Recently I sat down with Jonathan Greer and John Hilber to talk about Behind the Scenes of the Old Testament, a recent book they edited with John Walton. We spoke of the need for such a book, how it was put together, and who should read it. Read on to learn more about why we need a book like this, or join our conversation now:
Why do Christians neglect the Old Testament?
Christian neglect of the Old Testament (OT) is often tied back to Marcion of Sinope (c. 85-c. 160 CE). Influenced by emerging gnostic thought, Marcion believed that the God who created the world—the God of Abraham, Moses, and the prophets—was not the God of Jesus Christ. Marcion viewed The God of the OT as a lower deity, one overshadowed by the highest heavenly God whom Jesus represented. Marcion’s canon included only a partial Gospel of Luke and the letters of Paul; Marcion wrote off the Law and the Prophets, the Bible of Jesus. Justin Martyr, Irenaeus, and Tertullian opposed Marcion, and he was eventually excommunicated.
Today the problem is orthodox silence. As a matter of theological confession we affirm that the OT is the Word of God, but all too often we neglect it in our teaching ministries. We tend to undervalue the OT because it does not readily yield to our demands for instant relevance. Even the term “Old Testament” is susceptible to being misunderstood as archaic, outmoded material. We mistakenly think the content of the OT is too difficult, complicated, and distant from us. Sometimes it’s hard for us to correlate the teaching of the OT with that of the New Testament.

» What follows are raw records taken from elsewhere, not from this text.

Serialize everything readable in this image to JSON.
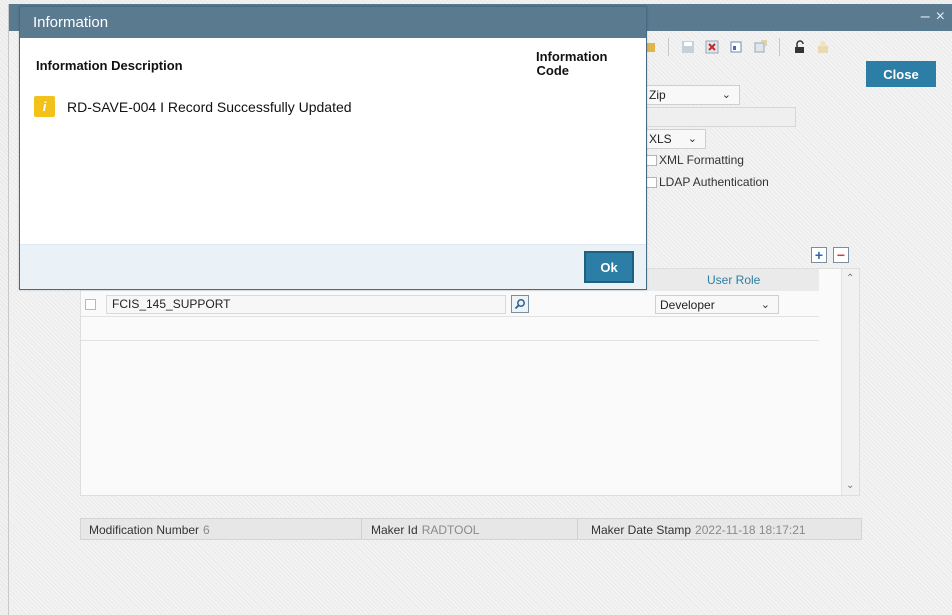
{
  "modal": {
    "title": "Information",
    "col_description": "Information Description",
    "col_code_line1": "Information",
    "col_code_line2": "Code",
    "message": "RD-SAVE-004 I Record Successfully Updated",
    "ok_label": "Ok"
  },
  "window": {
    "minimize_glyph": "–",
    "close_glyph": "×",
    "close_button_label": "Close"
  },
  "form": {
    "zip_select_value": "Zip",
    "format_select_value": "XLS",
    "xml_formatting_label": "XML Formatting",
    "ldap_auth_label": "LDAP Authentication"
  },
  "grid": {
    "user_role_header": "User Role",
    "rows": [
      {
        "user_id": "FCIS_145_SUPPORT",
        "role": "Developer"
      }
    ]
  },
  "footer": {
    "modification_label": "Modification Number",
    "modification_value": "6",
    "maker_id_label": "Maker Id",
    "maker_id_value": "RADTOOL",
    "maker_date_label": "Maker Date Stamp",
    "maker_date_value": "2022-11-18 18:17:21"
  },
  "icons": {
    "info": "info-icon",
    "search": "search-icon",
    "add_row": "plus-icon",
    "delete_row": "minus-icon"
  },
  "colors": {
    "titlebar": "#5a7a90",
    "primary_button": "#2c7ea6",
    "info_icon": "#f2c21b"
  }
}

David Murray adds even more reasons why the OT is neglected here. No doubt teaching and preaching the OT can be difficult, leading many to shy away from it, as we pointed out in a previous post. Instead of laboring to proclaim the whole counsel of God, we grab the low-hanging fruit. Whether we intend it or not, our neglectful silence on the OT loudly proclaims that the first 2/3 of the Bible is superfluous and dispensable.
Although many run from the OT, no one can hide from it. It tells us that God created the universe and chose to bless it through the descendants of Abraham. It tells us of Moses and the prophets, of David and the kings of Israel. In the fullness of time it became the Bible of Jesus. It testifies to him (e.g. John 5:39). He came to fulfill it, not abolish it (e.g. Matt 5:17-21). Paul frequently spoke of its importance for the church (e.g. Rom 15:4; 1 Cor 10:6, 11; 2 Tim 3:15-17). The Bereans validated Paul’s teaching by comparing it to the OT (Acts 17:11). There could be no New Testament apart from the seminal events and ideas of the OT. The New Testament directly quotes the OT around 400 times, and subtly alludes to it thousands of times more. As William Dumbrell and many others have pointed out, the end of the Bible makes no sense apart from its beginning. In his “Preface to the Old Testament,” Martin Luther argued that the OT is the ground and proof of the New Testament and quaintly spoke of it as the manger and swaddling cloths of Jesus.
It’s About History
The God who created the world and set history in motion continued to speak into that world through the OT, and at the right time he spoke through a Son. So says Hebrews 1:1, reaffirming the OT’s claim to be a narrative of the various ways God revealed himself to Israel: In the past God spoke to our ancestors through the prophets at many times and in various ways. The common factor in all this diverse divine speech is its basis in history. Understanding and communicating the OT is not just a matter of engaging it as a literary text in terms of its original languages, the genre of its books, and the tropes it utilizes. It is also a matter of engaging it as a historical text in terms of the places, events, customs, and cultures to which it refers. The OT as God’s historical speech to Israel paves the way for God’s historical speech through Jesus. The latter is unintelligible without the former. Meredith Cook makes this point well here.
Greer, Hilber, and Walton rightly believe that we best understand the meaning of the OT for the world today when we understand the world to which it was originally written. They implement this thesis by enlisting a wide range of leading scholars who provide up-to-date information in 66 accessible articles (typically 6-8 pages each) on the cultural, social, and historical contexts of the OT drama. To get behind the scenes and learn more about Behind the Scenes of the Old Testament, listen to my conversation with Jonathan Greer and John Hilber:
For More Information . . .
Read an interview with Greer, Hilber, and Walton posted April 19 at Bible History Daily (Biblical Archaeology Society) here.
The conclusion of the review at Leitourgeia (December 14, 2018) is correct:
BTSOT would be an excellently received addition to library of serious biblical scholars and pastors who desire to faithfully teach the text as it is understood from its original context.